A study of the Decision styles of Individuals choosing alternatives when there Is Uncertainty
Date of Award
Doctor of Arts (DA)
Center for Computer-Based Learning
John A. Scigliano
Marlyn Kemper Littman
Charles E. Early
There were two primary purposes for conducting this study. The first purpose was to assess subject ski1 in decision making. The second, and equally important purpose, was to evaluate and predict subject decision-making performance based on cognitive and contingency style.
Subjects were first categorized according to decision-making style using the Rowe (1985) "Decision Style Inventory III." The subjects were categorized, depending on their score, into groups that possessed one of four styles. The style classifications used were directive, analytical. Conceptual, and behavioral. It is possible for the individual subject to possess more than one style. In order to assess their decision-making skills, the subjects in each of the four style groups were then examined to determine the risk strategy used in a hypothetical problem.
In the research design employed, the subject was given a problem, with choices for solving that problem. The subjects made a decision based on the many factors involved in their individual decision-making process. The resulting decisions were examined in terms of the basis of decision style and type of risk exposure.
The subjects were selected from students majoring in Management Information Systems (MIS) or Business Administration at Mobile College in Mobile. Alabama. All subjects participating in the study had completed college courses in beginning statistics, mathematics through beginning algebra, and at least twelve hours in management information systems as well as one course in management theory. The study focused on the decision styles of the student decision makers and their tendencies to undertake certain types of risk based on their decision styles.

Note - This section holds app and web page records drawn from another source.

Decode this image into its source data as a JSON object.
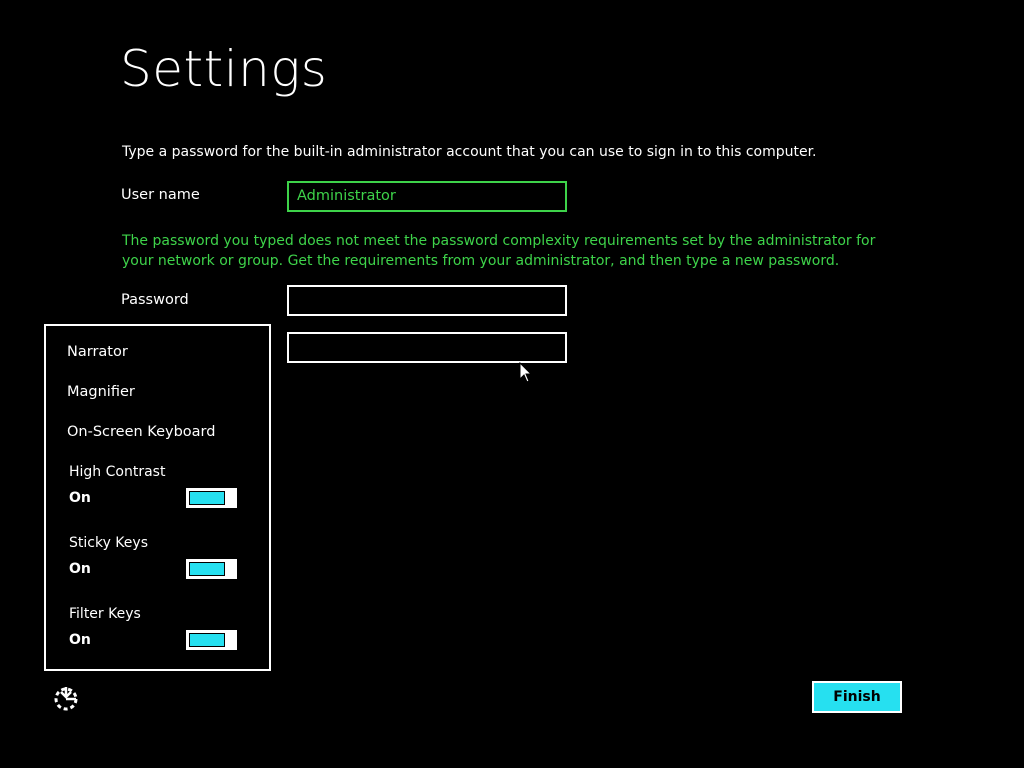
{
  "page": {
    "title": "Settings",
    "instruction": "Type a password for the built-in administrator account that you can use to sign in to this computer."
  },
  "form": {
    "username_label": "User name",
    "username_value": "Administrator",
    "error_message": "The password you typed does not meet the password complexity requirements set by the administrator for your network or group. Get the requirements from your administrator, and then type a new password.",
    "password_label": "Password",
    "password_value": "",
    "reenter_password_value": ""
  },
  "ease_of_access": {
    "narrator": "Narrator",
    "magnifier": "Magnifier",
    "on_screen_keyboard": "On-Screen Keyboard",
    "toggles": [
      {
        "label": "High Contrast",
        "state": "On",
        "enabled": true
      },
      {
        "label": "Sticky Keys",
        "state": "On",
        "enabled": true
      },
      {
        "label": "Filter Keys",
        "state": "On",
        "enabled": true
      }
    ],
    "icon": "ease-of-access-icon"
  },
  "footer": {
    "finish_label": "Finish"
  },
  "colors": {
    "background": "#000000",
    "accent_green": "#3ed34a",
    "accent_cyan": "#26e0f0",
    "text": "#ffffff"
  }
}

Thomas L. Johnson. 1988. A study of the Decision styles of Individuals choosing alternatives when there Is Uncertainty. Doctoral dissertation. Nova Southeastern University. Retrieved from NSUWorks, Center for Computer-Based Learning. (609)